I’m sure you’re aware that bright evening lights and using screens close to bedtime make it harder to fall asleep. Research from Northwestern University’s Feinberg School of Medicine in Chicago has now shown that even low levels of light while we sleep raise our heart rate, blood glucose and insulin, thus increasing our risk of heart disease, type 2 diabetes and obesity.

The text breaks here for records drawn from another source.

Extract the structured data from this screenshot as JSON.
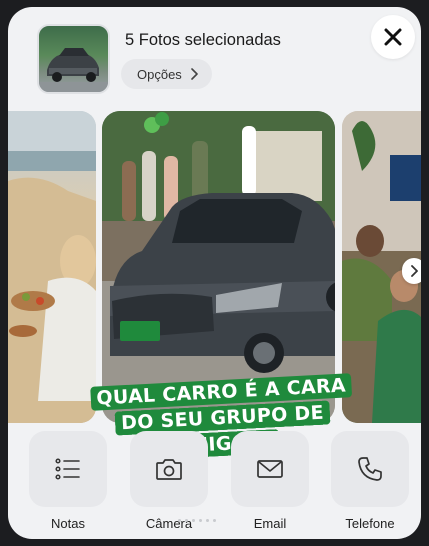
{
  "header": {
    "title": "5 Fotos selecionadas",
    "options_label": "Opções"
  },
  "carousel": {
    "headline_line1": "QUAL CARRO É A CARA",
    "headline_line2": "DO SEU GRUPO DE AMIGOS?"
  },
  "share_targets": [
    {
      "label": "Notas",
      "icon": "notes-icon"
    },
    {
      "label": "Câmera",
      "icon": "camera-icon"
    },
    {
      "label": "Email",
      "icon": "mail-icon"
    },
    {
      "label": "Telefone",
      "icon": "phone-icon"
    }
  ],
  "colors": {
    "sheet": "#f1f2f4",
    "button": "#e7e8eb",
    "headline_bg": "#1f8a3c"
  }
}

What constitutes low levels of light? A bedside lamp, keeping the TV on or street lights shining through thin curtains. Participants in the study spent two nights in a sleep laboratory. On the first night they all slept in a dark room. On the second night, half of them slept in a room with a low level of light (<100 lux). On both mornings, everyone had their blood sugar and insulin measured. Those who’d slept in the light room saw a rise in their glucose and insulin, while those who’d spent both nights in a dark room saw no change. Even though participants did not report any noticeable difference in the quality of their sleep, their brain was nonetheless affected.
Despite our eyes being closed, our brain and body register ambient light. This activates our fright, flight, fight response and puts our body in a mild state of stress. As a result, our breathing becomes irregular and shallow and we spend less time in slow wave and REM (dream) sleep, thus also exacerbating obstructive sleep apnoea.
An earlier four-year sleep study in Japan that ran from 2010 to 2014 found that even minimal light exposure — above 5 lux or 60cm (2 feet) away from a candle — while a person sleeps increases the likelihood of developing depression, even when other predisposing factors are ruled out.
The take-home is to block out all light while you sleep — opaque curtains, eye masks (I’m sure you’ll find some that match your covid face mask) and if you use a digital clock or phone as an alarm, cover them with a dark cloth so you’re not exposed to light from the clock numbers or incoming messages. This is an easy fix that can make a big difference to our health.
Please forward this Health-e-Byte to anyone who could benefit from a better night’s sleep.